Although determination of clinically meaningful change in QOL scales is challenging owing to the lack of a gold standard to use in comparison, defining the meaningfulness of changes in CADIS scores through comparison with global health questions is the next critical step in the evaluation of the performance and properties of this scale.17 An understanding of changes in CADIS scores through such an analysis is critical for interpreting treatment results and understanding changes over time.
This article uses statistical methods that would tax even the most well-informed reader of the Archives. It reports the important psychometric properties of the CADIS: test-retest reliability, correlation with disease severity, and responsiveness to changes in disease severity. The test-retest reliability of CADIS was very high at 48 hours. The correlation with disease severity was determined using Spearman correlation coefficients (a nonparametric test that is appropriate for data that are skewed). Correlation coefficients vary from 1 (perfect linear relationship) to –1 (perfect negative linear relationship), with 0 representing no or a random relationship. The square of the correlation coefficient can be interpreted as the percentage of variance of the dependent variable that is explained by the independent variable.(http://www2.chass.ncsu.edu/garson/pa765/correl.htm)1 The CADIS is responsive to improvement in AD severity. Cogent explanation of intraclass correlation coefficient, Spearman correlation coefficient, reliability analysis, and correlation can be found at http://www2.chass.ncsu.edu/garson/pa765/index.htm. The CADIS provides a patient-centered measurement of AD severity that should prove useful in clinical research.
Michael Bigby, MD
Correspondence: Sarah L. Chamlin, MD, 2300 Children's Plaza, Box 107, Chicago, IL 60614 (email@example.com).
Financial Disclosure: None reported.
Accepted for Publication: January 16, 2007.
Author Contributions: Dr Chamlin had full access to all the data in the study and takes responsibility for the integrity of the data and the accuracy of the data analysis. Study concept and design: Chamlin, Frieden, Williams, and Chren. Acquisition of data: Chamlin, Frieden, Williams, and Mancini. Analysis and interpretation of data: Chamlin, Lai, Cella, and Chren. Drafting of the manuscript: Chamlin, Lai, Cella, and Chren. Critical revision of manuscript for important intellectual content: Frieden, Williams, and Mancini. Statistical analysis: Lai. Obtained funding: Chamlin. Administrative, technical, and material support: Chamlin, Cella, and Chren. Study supervision: Cella and Chren.
Funding/Support: This work was supported, in part, by the Dermatology Foundation through a Career Development Award to Dr Chamlin, a William L. Weston research grant from the Society for Pediatric Dermatology, and an American Skin Association Categorical Disease grant.
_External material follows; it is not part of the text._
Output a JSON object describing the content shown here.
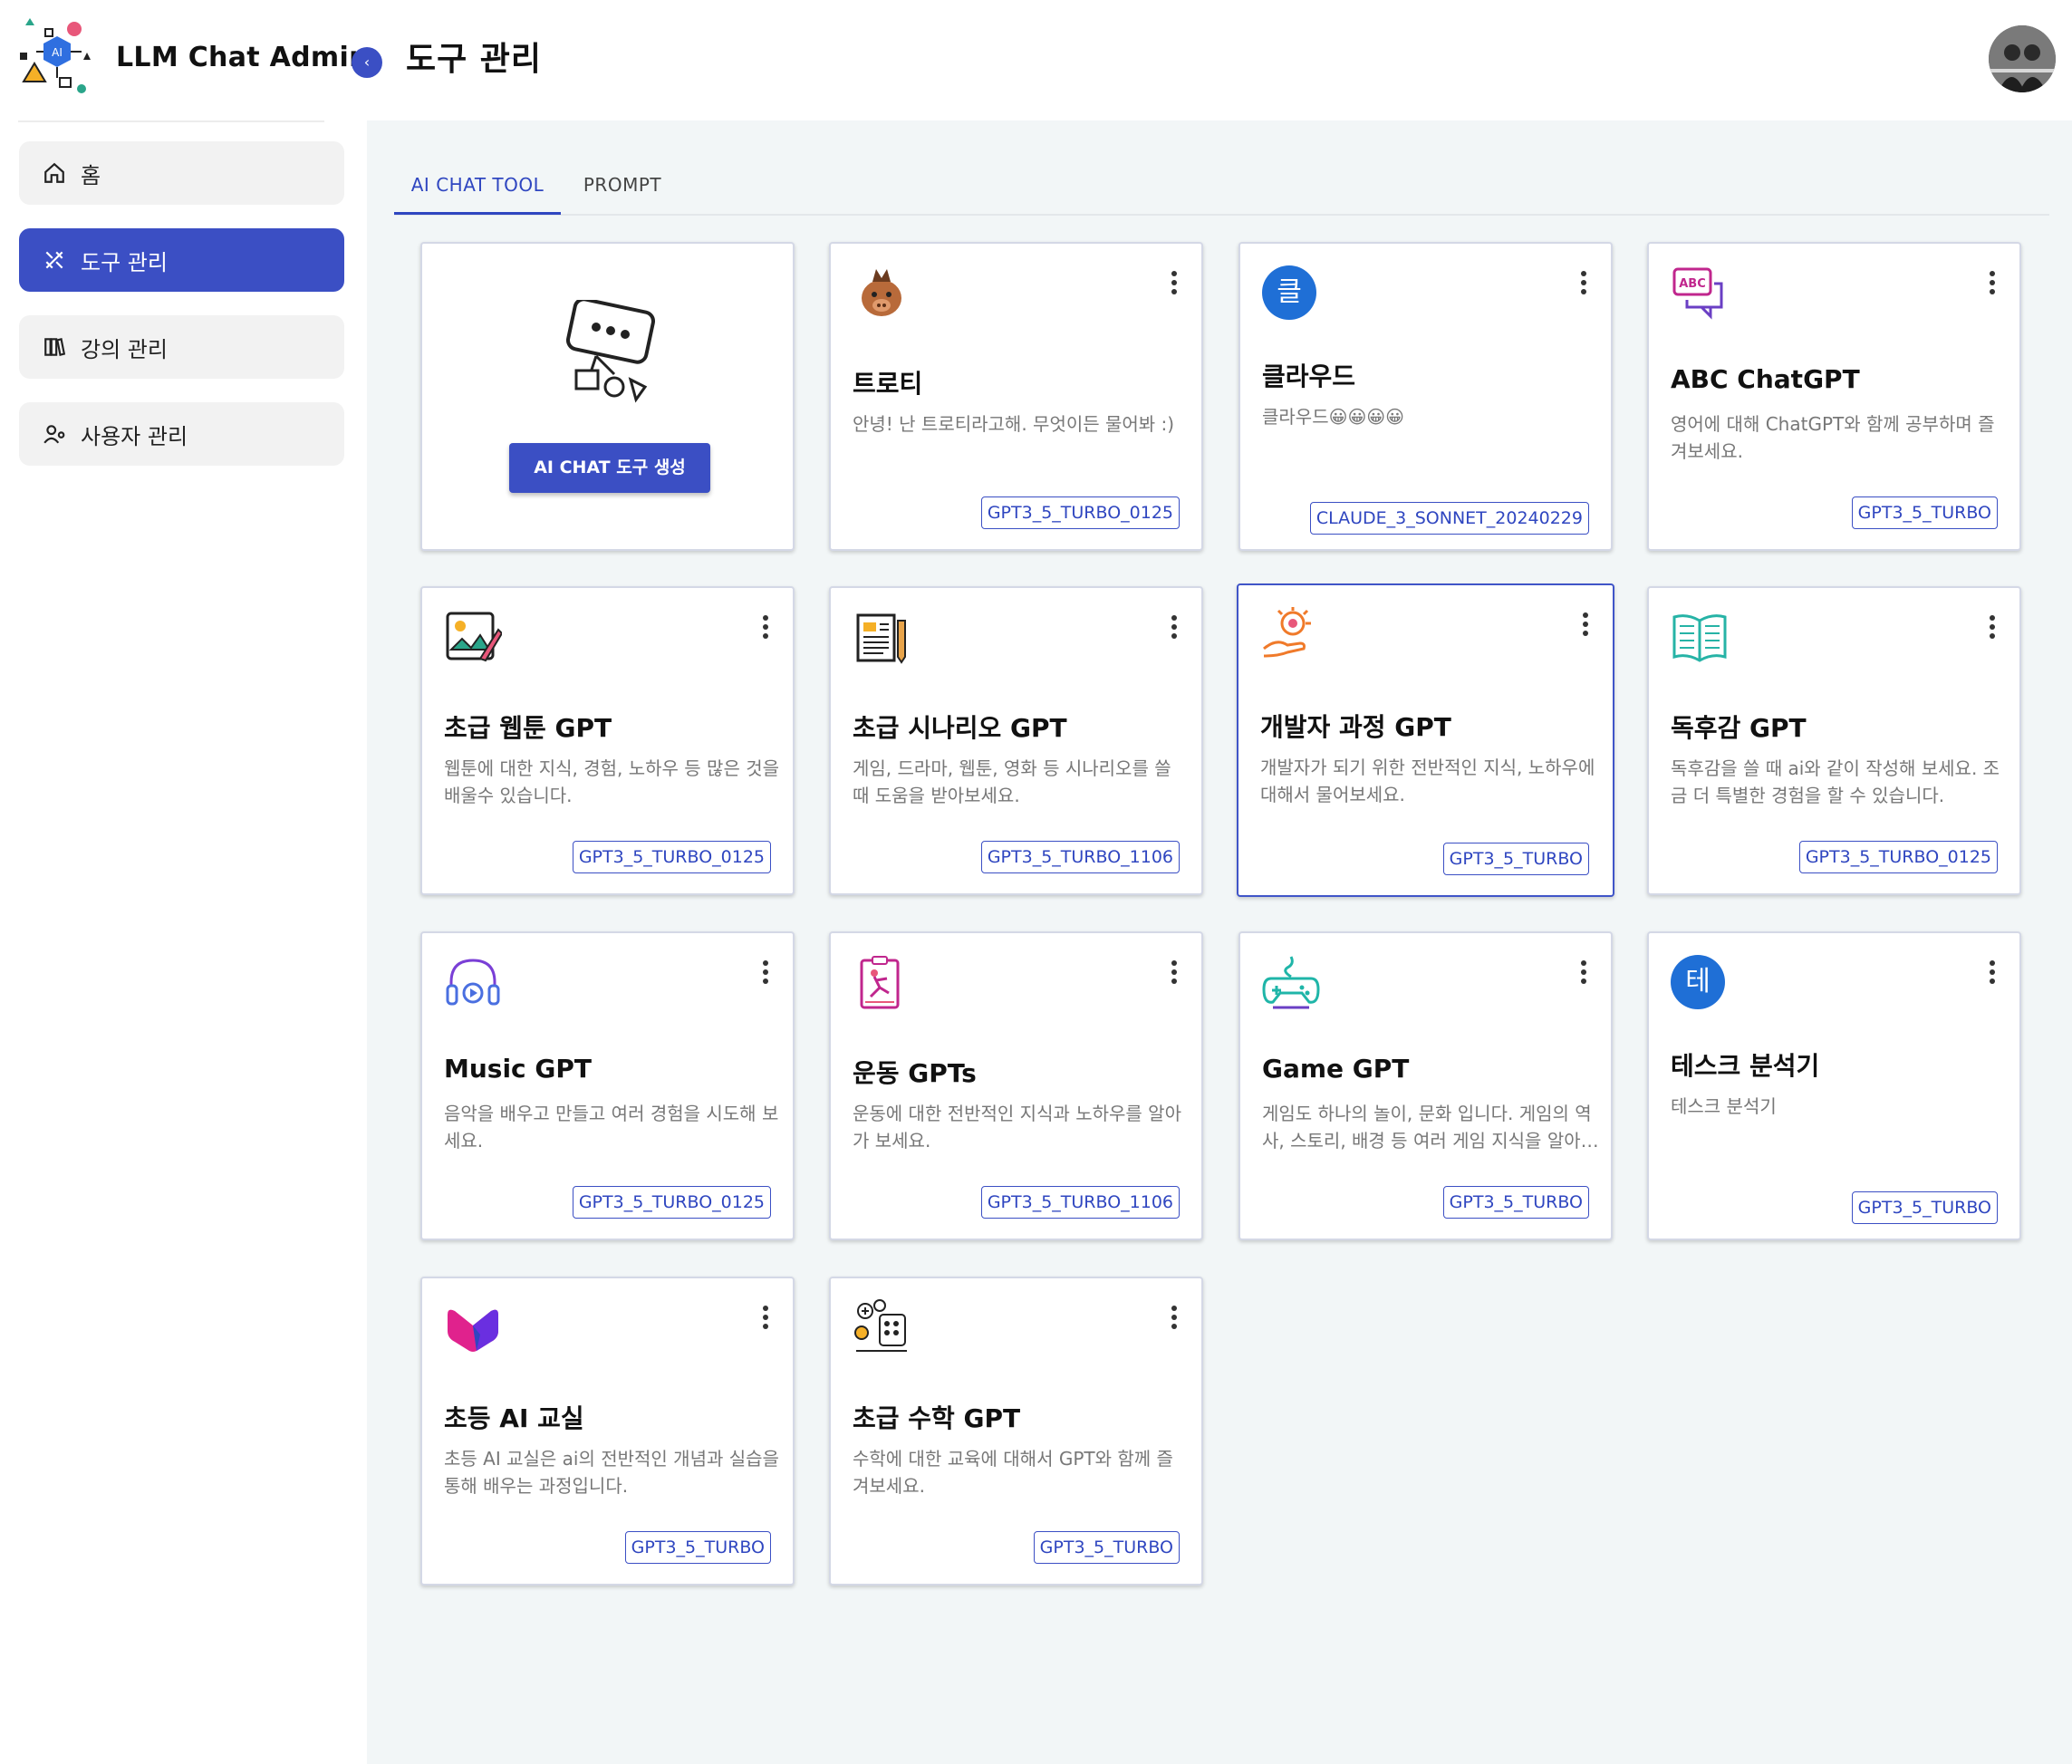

This work was also supported by a Midcareer Investigator Award (No. K24) to Dr Chren from the National Institute on Arthritis and Musculoskeletal and Skin Disease, National Institutes of Health.
Acknowledgment: We gratefully acknowledge the contributions of Maria Fernanda Greco, MD, and Anju Sahay, PhD.